401 16 December, 2013 Explanation of the Rhetorical Choices Weeks ago I heard about the New York City soda ban. Mr. Bloomberg, Mayor of New York City, is in favor of this ban. However, according to a poll, 64 percent would not support a ban on large sugary drinks in their own community, versus 36 percent who would favor capping the drinks at 16 ounce (Weinger). So it is very debatable and exigent. I personally hold a negative attitude towards this ban. So I write this public argument (An Open Letter to Mr. Bloomberg, New York City Mayor) to persuade the mayor to give it up. My purpose, as stated above, is to prevent this ban. Because when I learned about it, I think its a violation of freedom. As far as Im concerned, the government shouldnt tell the people to stop drink big size soda. The ban is an outreach of government power. So I choose to argue Mr. Bloomberg to give it up. My claim is: the ban wont help to solve the problem. Educating people to form healthier lifestyles are more effective than solely banning big size soda. My first reason is that people can buy two small size soda rather than a big one. The second reason is that the ban is an outreach of government power so that it wont be passed by The Court of Appeals. The evidence to support my claim and the first reason is an example which will happen if the ban comes into being. The evidence to support my claim and the second reason is truth that has happened. My intended audience is Mr. Bloomberg, the proposer and supporter of the ban. If I convince him to give it up, this debatable ban could be stopped. So I choose him as the intended
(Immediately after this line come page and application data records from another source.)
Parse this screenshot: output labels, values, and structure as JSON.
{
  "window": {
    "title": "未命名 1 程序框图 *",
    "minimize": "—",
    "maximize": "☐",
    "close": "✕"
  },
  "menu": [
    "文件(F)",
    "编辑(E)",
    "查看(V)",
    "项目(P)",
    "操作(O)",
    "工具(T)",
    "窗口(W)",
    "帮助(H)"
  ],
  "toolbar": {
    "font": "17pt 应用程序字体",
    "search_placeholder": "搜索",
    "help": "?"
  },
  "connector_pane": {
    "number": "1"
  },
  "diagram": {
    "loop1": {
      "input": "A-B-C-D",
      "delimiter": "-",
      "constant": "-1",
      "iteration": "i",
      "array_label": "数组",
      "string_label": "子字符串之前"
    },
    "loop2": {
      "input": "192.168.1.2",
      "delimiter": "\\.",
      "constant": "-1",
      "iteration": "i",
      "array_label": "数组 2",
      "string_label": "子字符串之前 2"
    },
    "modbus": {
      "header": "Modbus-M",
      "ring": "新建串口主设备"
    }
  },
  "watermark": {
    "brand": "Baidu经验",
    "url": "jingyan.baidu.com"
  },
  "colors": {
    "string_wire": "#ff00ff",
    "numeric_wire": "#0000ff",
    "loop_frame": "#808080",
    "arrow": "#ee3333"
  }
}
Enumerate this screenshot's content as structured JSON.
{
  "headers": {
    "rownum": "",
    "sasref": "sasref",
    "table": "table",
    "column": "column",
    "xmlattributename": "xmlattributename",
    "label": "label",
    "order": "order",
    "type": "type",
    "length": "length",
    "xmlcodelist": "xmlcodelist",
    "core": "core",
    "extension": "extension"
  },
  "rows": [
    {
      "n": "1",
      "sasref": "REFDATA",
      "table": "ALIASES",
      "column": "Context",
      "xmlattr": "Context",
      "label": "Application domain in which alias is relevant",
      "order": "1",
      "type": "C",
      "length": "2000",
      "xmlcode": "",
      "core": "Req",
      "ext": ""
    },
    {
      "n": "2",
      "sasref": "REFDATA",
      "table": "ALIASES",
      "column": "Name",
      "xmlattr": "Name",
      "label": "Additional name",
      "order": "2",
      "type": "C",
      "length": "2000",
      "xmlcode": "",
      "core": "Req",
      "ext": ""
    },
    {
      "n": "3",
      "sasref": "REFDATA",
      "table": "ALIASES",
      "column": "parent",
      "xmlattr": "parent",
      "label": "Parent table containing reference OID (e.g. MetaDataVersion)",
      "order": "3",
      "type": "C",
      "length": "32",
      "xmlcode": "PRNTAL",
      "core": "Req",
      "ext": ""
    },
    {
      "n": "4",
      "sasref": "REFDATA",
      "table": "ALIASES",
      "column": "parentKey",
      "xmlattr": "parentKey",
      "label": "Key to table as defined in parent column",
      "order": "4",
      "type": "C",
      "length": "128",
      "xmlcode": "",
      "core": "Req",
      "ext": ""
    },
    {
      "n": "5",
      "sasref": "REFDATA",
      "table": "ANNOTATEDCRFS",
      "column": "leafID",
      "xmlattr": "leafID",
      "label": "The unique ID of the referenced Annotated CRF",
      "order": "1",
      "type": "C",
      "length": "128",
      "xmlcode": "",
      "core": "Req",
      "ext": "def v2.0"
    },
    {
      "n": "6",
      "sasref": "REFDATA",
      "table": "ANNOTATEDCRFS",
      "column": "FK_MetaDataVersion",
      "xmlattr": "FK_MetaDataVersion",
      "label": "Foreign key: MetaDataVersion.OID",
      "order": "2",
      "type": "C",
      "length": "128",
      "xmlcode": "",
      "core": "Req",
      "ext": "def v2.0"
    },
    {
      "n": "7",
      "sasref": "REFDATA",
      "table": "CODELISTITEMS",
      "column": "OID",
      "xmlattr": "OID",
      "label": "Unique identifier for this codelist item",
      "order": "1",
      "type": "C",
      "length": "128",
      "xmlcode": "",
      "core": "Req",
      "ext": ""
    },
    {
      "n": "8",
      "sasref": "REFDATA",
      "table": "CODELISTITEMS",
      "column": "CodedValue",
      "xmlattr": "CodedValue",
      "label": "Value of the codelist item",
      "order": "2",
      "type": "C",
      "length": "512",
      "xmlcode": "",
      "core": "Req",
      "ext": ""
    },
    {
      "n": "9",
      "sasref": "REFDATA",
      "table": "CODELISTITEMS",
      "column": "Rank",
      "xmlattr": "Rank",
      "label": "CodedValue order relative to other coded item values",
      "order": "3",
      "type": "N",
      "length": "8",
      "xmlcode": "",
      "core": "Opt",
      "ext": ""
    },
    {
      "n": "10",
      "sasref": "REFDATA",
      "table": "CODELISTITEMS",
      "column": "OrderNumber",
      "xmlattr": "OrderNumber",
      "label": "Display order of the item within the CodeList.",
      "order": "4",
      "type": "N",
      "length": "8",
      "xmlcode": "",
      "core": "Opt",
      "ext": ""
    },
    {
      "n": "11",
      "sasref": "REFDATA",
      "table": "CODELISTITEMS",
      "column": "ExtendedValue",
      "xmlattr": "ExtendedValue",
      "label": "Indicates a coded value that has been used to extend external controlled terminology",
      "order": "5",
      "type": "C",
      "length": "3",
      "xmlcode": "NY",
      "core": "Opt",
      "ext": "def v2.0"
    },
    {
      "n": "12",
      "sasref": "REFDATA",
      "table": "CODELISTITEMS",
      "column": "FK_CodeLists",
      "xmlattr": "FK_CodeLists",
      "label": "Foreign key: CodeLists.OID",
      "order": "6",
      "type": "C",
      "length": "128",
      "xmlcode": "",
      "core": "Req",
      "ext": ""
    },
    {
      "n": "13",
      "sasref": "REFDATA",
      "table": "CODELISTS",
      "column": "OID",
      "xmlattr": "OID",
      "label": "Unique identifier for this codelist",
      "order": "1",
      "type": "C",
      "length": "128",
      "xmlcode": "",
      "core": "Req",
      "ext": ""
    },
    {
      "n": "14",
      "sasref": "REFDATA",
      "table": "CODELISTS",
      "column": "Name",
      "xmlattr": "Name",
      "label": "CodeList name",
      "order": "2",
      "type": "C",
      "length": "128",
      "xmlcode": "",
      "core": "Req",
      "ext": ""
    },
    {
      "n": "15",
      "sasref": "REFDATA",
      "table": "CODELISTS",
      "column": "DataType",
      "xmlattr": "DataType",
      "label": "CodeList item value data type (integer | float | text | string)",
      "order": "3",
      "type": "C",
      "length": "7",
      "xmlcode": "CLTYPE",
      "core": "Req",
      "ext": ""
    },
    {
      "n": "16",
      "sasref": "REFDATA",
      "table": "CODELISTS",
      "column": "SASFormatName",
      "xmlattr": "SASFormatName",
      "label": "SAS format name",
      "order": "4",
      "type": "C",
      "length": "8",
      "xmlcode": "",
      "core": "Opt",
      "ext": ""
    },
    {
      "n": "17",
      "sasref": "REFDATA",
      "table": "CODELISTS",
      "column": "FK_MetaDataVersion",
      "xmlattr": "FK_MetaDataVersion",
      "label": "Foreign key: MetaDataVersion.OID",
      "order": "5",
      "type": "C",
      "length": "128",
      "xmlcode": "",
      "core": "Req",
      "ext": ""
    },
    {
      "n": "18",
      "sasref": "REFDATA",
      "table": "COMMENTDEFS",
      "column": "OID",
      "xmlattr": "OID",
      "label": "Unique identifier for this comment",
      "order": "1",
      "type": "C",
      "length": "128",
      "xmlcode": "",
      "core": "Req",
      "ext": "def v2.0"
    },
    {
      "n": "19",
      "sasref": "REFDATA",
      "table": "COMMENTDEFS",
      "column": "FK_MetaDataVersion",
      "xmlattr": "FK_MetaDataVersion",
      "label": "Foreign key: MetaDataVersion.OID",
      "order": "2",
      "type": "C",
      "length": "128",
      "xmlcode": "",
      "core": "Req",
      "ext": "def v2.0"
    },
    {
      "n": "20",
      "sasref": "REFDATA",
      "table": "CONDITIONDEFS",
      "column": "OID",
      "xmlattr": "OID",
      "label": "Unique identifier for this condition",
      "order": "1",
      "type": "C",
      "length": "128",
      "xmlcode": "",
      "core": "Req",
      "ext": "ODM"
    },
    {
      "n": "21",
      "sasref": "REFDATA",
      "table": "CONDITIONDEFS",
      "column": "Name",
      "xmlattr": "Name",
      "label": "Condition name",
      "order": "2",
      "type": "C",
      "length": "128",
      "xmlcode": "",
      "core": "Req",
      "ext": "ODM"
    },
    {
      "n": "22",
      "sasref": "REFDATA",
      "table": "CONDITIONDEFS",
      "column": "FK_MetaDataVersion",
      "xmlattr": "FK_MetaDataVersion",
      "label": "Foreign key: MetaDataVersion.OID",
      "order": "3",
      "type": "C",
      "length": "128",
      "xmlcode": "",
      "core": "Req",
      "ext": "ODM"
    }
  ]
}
audience. I know he cares a lot about public health. He wants American people to form healthier ways of life. So I suggest him another way to achieve his purpose, which is to educate people. I would like to publish it on a newspaper. If I can, the New York Times must be the best choice. Because it is not only popular in New York City but also around the United States. The paper's print version remains the largest local metropolitan newspaper in the United States and third-largest newspaper overall. Its website is one of America's most popular news sites - and most popular among all the nation's newspapers - receiving more than 30 million unique visitors per month (Wikipedia). So my open letter will receive more attention. This will increase the possibility that my letter be read by my intended audience. Also, it will help me to achieve my purpose, which is, persuading Mr. Bloomberg to give up the soda ban. I choose to present my information in an open letter to a specific person. The convention is the same as a letter. I need to write as concise as possible so that the reader are more willing to read it. The organization and development should be logical and easy to fellow. The length should be as short as possible. The language should be polite and convincible. I think I have met these convention well. I think my public argument are not as convincible as my academic argument. Because it is an open letter, I cant include much detail. Also, the language needs to be as polite as possible. These decrease the persuasion.
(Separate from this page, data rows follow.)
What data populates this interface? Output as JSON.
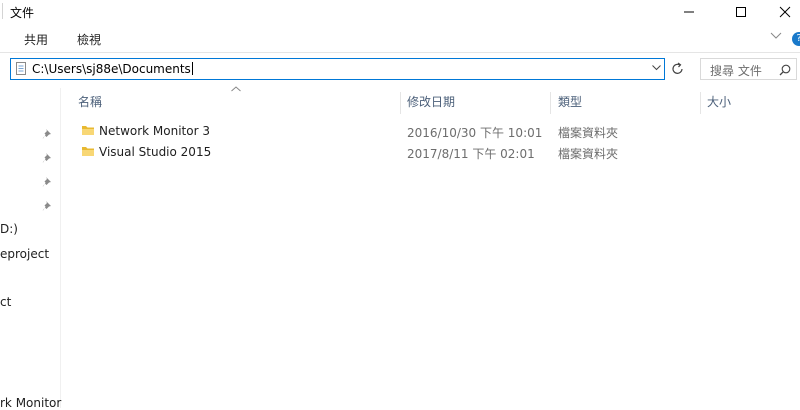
{
  "window": {
    "title": "文件"
  },
  "ribbon": {
    "tabs": [
      "共用",
      "檢視"
    ]
  },
  "address": {
    "path": "C:\\Users\\sj88e\\Documents"
  },
  "search": {
    "placeholder": "搜尋 文件"
  },
  "nav": {
    "items": [
      "D:)",
      "eproject",
      "ct",
      "rk Monitor"
    ]
  },
  "columns": {
    "name": "名稱",
    "modified": "修改日期",
    "type": "類型",
    "size": "大小"
  },
  "files": [
    {
      "name": "Network Monitor 3",
      "modified": "2016/10/30 下午 10:01",
      "type": "檔案資料夾"
    },
    {
      "name": "Visual Studio 2015",
      "modified": "2017/8/11 下午 02:01",
      "type": "檔案資料夾"
    }
  ],
  "colors": {
    "accent": "#0078d7",
    "folder": "#e8b931",
    "header_text": "#4c607a"
  }
}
Work Cited Mackenzie Weinger. Poll: Majority oppose New York City soda ban. POLITICO. 08 June 2012. Web. 10 November, 2013. The New York Times Wikipedia, the free encyclopedia. Wikipedia, the free encyclopedia. 13 December 2013. Web. 15 December 2013.